Falls are a chief concern among elderly caregivers, and with good reason: Among adults ages 65 and older, falls are the leading cause of injury and death and the most common cause of nonfatal injuries.1
And it's not an uncommon occurrence: According to the Centers for Disease Control2, one in three adults ages 65 and older fall each year.
Here's a look at a few preventative steps that loved ones and caregivers can take to help lower the chances of falls.
Walks around the neighborhood are a great prevention method that provide fresh air and a change of scenery! Try accompanying your loved one to get them up and out of the house.
Helping elderly loved ones to at least maintain (or even increase!) leg strength is important.
Staying active on a daily basis is critical for them!
Simply getting up from a chair or bed and walking around the house a few times a day to stretch muscles can do wonders. Encourage your loved one to do so every hour or two.
Sometimes, medications can interact with each other and create negative side effects, including dizziness. Ask your elderly loved ones if they've felt any dizziness lately.
Check with their doctors or pharmacist about the different medications, especially new ones, and ask specifically if they can cause dizziness when interacting with any other medications.
If so, ask for a different medication or solution to prevent it.
It might seem tedious for them, but a regular checkup can make a world of difference for the elderly.
Maintaining vision is important, too. Taking your elderly loved ones for regular eye exams and keeping their glasses prescriptions updated can't be swept aside.
Ask them if anything is feeling different than usual – even if it's not necessarily bad – as it's important to let their doctor know.
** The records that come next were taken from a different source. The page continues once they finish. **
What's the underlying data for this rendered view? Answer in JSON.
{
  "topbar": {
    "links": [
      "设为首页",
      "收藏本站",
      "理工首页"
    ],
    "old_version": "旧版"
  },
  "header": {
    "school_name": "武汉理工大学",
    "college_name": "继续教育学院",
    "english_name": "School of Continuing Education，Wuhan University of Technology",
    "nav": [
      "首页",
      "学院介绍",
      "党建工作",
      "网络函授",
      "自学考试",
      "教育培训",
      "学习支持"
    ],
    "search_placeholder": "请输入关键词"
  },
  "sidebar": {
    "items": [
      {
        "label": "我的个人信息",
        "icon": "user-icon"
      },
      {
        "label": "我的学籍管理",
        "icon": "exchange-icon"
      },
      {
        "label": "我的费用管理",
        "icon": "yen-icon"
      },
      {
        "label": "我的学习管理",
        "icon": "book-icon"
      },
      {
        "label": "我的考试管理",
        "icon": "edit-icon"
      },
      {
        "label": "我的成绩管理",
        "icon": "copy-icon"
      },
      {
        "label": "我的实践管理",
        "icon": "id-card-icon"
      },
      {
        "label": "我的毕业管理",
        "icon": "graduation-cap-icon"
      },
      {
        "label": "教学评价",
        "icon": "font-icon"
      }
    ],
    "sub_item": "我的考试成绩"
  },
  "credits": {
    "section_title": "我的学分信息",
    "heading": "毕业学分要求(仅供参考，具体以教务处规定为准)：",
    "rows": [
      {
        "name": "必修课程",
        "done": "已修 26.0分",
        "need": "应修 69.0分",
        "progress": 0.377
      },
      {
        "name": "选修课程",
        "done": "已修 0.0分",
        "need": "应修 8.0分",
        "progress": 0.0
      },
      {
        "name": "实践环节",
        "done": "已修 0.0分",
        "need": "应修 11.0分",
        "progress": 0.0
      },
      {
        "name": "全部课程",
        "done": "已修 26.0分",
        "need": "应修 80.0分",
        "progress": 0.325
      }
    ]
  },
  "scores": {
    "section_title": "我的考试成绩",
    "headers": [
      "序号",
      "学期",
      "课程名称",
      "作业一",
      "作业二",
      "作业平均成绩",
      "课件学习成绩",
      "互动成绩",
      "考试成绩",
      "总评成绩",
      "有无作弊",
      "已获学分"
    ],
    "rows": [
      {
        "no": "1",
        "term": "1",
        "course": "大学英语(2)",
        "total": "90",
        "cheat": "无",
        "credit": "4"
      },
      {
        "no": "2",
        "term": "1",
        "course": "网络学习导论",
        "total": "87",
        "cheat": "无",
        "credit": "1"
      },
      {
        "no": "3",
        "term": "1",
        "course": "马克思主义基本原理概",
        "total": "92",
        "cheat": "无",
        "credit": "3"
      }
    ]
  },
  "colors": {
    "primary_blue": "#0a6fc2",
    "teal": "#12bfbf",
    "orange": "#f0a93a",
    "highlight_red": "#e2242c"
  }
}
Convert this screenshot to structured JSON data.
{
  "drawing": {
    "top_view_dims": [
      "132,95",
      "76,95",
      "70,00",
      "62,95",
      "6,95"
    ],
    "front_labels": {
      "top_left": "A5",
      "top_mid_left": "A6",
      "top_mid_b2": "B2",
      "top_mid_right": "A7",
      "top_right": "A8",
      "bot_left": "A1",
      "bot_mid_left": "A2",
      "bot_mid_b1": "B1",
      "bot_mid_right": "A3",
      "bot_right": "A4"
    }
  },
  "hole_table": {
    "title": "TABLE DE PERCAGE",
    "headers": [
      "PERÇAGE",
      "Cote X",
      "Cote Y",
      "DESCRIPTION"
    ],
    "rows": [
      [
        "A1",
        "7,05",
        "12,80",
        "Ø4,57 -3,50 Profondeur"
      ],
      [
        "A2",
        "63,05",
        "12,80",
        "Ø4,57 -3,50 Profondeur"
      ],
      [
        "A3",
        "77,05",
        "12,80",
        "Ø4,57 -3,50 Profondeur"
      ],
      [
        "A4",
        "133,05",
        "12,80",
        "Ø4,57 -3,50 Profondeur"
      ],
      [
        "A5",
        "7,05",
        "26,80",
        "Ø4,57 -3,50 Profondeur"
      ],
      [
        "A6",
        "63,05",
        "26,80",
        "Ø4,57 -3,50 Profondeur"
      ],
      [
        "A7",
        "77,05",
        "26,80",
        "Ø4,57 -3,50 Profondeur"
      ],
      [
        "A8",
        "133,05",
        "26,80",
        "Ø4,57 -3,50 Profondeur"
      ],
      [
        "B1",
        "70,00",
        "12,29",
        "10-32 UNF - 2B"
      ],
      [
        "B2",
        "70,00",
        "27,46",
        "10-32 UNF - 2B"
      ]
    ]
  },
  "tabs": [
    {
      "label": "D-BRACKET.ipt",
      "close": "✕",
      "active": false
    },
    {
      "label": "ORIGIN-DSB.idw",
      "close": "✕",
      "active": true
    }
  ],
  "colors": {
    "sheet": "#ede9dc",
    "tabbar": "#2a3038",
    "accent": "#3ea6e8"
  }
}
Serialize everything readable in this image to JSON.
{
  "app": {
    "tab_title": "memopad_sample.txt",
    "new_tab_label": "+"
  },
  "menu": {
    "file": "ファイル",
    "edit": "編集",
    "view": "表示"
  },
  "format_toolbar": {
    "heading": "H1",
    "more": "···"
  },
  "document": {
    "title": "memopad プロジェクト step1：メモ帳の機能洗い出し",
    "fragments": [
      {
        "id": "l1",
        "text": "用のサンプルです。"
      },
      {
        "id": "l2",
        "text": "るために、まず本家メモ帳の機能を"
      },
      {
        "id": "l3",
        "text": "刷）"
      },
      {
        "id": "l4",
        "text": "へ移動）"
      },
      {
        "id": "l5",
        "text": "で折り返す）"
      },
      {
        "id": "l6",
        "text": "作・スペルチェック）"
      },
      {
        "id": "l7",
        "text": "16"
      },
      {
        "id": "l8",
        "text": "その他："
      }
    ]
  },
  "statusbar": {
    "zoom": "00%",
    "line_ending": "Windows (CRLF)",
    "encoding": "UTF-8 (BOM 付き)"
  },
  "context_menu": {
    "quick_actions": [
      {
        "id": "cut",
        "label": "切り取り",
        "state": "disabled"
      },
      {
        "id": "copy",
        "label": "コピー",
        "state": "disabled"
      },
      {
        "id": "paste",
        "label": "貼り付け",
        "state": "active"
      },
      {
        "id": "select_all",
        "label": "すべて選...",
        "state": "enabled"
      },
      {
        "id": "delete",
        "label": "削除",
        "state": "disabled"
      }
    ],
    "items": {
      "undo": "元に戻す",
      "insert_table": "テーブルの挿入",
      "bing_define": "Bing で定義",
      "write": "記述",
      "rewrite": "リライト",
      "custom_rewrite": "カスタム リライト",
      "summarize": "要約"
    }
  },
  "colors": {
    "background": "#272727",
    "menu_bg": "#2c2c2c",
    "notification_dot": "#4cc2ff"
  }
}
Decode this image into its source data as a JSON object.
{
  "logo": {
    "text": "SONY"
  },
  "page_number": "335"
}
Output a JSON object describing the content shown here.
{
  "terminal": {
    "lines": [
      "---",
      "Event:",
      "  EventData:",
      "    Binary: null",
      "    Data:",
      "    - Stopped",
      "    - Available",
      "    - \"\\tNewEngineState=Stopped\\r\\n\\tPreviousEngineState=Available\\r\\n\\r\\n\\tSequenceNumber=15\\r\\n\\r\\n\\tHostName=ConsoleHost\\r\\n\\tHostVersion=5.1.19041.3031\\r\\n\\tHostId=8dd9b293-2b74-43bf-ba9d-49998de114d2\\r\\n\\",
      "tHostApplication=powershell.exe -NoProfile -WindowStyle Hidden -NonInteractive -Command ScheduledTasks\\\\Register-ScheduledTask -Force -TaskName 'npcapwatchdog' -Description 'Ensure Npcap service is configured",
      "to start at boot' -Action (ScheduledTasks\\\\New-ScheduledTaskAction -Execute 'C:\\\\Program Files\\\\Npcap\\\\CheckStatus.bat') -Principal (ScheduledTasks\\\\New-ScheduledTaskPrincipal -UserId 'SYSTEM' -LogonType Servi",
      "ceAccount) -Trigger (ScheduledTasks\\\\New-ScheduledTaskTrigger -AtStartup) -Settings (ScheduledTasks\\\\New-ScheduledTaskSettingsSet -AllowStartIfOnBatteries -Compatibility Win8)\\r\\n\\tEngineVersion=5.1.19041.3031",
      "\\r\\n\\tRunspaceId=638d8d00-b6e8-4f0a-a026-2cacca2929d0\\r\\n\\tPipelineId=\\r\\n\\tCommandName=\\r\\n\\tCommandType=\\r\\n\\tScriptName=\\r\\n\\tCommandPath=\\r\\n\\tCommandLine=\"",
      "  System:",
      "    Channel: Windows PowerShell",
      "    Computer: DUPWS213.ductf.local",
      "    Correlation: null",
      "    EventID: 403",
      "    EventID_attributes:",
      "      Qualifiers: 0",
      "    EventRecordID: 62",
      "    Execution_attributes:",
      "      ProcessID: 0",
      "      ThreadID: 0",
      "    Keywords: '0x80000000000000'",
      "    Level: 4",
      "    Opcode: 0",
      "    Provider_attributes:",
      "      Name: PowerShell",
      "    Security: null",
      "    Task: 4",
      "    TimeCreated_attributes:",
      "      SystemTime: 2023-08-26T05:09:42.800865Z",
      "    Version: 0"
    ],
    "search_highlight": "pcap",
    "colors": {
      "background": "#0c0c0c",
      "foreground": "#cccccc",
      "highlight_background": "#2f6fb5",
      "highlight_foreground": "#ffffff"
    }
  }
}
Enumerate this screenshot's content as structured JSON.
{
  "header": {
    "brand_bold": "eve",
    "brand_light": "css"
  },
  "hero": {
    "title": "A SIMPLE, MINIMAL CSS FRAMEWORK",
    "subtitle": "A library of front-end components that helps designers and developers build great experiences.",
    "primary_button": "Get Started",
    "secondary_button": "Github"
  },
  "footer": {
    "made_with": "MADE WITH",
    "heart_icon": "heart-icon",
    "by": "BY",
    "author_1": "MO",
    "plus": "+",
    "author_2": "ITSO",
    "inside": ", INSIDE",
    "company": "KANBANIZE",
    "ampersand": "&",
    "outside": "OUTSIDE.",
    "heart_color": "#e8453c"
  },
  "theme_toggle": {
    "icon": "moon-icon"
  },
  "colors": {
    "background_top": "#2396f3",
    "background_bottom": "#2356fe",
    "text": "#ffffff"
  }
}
They might not speak up otherwise.
Take your loved one to get a cane or walker if you think they need it, but make sure they pick out the one they like and that is most comfortable. Letting them choose makes it feel more like their own decision (if they're hesitant).
Shower chairs, railings, and (if it's in the budget) a walk-in shower can make simple tasks much more manageable and safer.
Purchase some tennis balls for them, in case they'd like to put them on the bottom of the walker to make it move better and/or not get caught on a rug.
Other options like a stair lift, a lifting chair, and an outside ramp to the door can help if needed.
For example: Something as simple as a somewhat narrow path between a TV stand and couch/coffee table that never posed a problem before can suddenly not be enough space or can be an obstacle to trip on.
Having an open layout might help, too.
Moving things around and allowing for more comfortable walking areas helps alleviate those concerns.
In-Home Senior Care
Did you know Senior Helpers offers personal care that assists your elderly loved ones in day-to-day personal tasks like bathing and getting dressed? It's easy to slip or trip while doing both of these activities, but with this personalized care, they'll have someone to help them throughout the process to ensure that they stay safe.
Have another question about preventative steps to take, or interested in speaking to us about services?
Contact Senior Helpers today and learn more about our in-home senior care on our website.